Work task: Each line of the records below that contains "highlight" needs to be copied.

Listed entries:
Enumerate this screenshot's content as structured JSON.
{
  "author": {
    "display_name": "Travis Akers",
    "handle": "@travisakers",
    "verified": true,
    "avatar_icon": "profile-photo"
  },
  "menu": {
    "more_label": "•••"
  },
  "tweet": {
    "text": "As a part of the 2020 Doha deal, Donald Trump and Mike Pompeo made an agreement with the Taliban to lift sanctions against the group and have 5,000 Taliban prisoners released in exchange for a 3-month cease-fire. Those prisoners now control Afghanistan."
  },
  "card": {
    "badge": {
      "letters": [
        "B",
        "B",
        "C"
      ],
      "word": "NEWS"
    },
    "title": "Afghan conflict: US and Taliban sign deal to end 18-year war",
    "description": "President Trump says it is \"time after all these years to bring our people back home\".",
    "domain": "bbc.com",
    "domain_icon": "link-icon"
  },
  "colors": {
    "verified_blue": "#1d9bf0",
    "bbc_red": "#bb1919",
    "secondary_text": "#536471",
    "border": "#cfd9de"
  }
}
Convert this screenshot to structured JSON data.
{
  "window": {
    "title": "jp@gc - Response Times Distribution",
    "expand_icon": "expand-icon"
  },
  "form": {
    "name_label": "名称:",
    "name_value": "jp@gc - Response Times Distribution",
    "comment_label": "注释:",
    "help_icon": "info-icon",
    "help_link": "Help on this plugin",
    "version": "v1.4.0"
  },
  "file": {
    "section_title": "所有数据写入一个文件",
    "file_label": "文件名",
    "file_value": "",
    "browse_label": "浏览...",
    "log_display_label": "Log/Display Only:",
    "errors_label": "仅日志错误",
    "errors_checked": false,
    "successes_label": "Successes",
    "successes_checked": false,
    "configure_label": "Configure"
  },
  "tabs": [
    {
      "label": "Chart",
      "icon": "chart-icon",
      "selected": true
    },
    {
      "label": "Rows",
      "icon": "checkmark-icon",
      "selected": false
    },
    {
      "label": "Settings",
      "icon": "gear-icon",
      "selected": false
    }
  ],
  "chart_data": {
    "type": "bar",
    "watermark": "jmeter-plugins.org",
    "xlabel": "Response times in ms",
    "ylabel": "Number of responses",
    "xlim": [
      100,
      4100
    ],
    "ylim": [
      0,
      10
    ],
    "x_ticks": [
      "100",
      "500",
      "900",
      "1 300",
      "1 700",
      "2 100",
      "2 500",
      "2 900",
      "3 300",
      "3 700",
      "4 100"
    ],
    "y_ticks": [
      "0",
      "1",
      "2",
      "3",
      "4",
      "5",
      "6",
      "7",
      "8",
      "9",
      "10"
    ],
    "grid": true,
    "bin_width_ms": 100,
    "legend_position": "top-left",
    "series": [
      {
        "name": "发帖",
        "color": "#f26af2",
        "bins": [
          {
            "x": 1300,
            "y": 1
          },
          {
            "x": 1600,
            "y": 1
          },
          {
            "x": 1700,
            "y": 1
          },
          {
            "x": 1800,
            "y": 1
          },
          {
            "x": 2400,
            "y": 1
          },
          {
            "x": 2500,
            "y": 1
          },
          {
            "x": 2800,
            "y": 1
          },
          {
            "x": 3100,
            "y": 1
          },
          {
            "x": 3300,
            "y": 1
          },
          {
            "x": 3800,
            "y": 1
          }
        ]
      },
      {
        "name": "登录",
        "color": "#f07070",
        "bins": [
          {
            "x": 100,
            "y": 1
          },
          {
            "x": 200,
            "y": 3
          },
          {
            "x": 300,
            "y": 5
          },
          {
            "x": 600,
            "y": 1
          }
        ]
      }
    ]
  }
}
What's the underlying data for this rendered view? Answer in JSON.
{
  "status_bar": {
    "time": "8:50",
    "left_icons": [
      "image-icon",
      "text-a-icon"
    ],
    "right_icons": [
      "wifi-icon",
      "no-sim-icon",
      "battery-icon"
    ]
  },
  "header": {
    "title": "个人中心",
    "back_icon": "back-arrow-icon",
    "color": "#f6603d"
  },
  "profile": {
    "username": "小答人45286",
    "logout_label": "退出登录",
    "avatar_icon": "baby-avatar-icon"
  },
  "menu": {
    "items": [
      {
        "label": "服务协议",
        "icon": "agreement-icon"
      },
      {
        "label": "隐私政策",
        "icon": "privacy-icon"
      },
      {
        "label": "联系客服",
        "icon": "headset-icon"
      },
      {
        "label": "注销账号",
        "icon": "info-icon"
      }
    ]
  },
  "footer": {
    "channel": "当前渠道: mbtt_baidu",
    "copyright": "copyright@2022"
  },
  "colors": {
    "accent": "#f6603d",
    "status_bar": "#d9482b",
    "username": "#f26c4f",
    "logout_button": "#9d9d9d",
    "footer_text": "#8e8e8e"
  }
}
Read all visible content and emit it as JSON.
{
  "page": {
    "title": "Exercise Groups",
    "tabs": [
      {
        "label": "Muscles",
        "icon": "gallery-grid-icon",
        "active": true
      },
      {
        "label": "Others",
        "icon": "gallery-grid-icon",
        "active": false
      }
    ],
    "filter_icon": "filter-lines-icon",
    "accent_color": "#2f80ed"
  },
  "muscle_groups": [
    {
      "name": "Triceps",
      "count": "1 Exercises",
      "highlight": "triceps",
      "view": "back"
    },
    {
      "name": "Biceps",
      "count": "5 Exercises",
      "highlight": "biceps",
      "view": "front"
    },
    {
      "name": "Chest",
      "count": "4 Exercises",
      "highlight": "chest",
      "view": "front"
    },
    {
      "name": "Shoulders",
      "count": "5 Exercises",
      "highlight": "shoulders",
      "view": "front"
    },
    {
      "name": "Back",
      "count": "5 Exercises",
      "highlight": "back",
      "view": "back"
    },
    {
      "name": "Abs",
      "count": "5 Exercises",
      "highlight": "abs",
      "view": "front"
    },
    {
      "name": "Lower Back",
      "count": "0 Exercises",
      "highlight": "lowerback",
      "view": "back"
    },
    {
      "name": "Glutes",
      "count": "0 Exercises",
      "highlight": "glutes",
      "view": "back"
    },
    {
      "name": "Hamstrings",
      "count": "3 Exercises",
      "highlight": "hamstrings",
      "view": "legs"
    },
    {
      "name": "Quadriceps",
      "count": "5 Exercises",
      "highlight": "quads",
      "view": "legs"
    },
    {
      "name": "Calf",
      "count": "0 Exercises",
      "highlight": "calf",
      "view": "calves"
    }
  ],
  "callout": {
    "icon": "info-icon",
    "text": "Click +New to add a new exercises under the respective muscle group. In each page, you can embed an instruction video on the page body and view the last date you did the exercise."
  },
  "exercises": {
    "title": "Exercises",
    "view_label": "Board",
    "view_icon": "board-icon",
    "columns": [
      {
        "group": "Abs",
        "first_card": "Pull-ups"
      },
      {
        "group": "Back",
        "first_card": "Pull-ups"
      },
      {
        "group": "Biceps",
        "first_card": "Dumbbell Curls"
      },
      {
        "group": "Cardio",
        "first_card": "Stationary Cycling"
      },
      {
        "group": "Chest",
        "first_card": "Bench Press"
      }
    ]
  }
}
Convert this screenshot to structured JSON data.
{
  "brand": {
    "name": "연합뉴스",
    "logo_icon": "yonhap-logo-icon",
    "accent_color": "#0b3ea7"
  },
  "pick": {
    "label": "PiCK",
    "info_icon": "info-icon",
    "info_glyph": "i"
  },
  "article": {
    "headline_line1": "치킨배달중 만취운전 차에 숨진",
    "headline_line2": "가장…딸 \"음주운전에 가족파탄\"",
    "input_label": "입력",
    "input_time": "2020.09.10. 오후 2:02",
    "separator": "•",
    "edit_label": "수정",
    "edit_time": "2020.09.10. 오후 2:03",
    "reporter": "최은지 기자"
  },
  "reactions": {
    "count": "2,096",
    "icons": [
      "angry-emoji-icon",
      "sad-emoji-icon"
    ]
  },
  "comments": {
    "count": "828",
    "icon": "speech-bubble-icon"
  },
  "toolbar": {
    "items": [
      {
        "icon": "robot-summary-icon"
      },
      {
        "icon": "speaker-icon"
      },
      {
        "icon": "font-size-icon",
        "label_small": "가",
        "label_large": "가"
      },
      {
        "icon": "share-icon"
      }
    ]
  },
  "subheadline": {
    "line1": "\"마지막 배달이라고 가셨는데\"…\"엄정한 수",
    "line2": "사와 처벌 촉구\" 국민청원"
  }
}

Exercise solution:
      "highlight": "triceps",
      "highlight": "biceps",
      "highlight": "chest",
      "highlight": "shoulders",
      "highlight": "back",
      "highlight": "abs",
      "highlight": "lowerback",
      "highlight": "glutes",
      "highlight": "hamstrings",
      "highlight": "quads",
      "highlight": "calf",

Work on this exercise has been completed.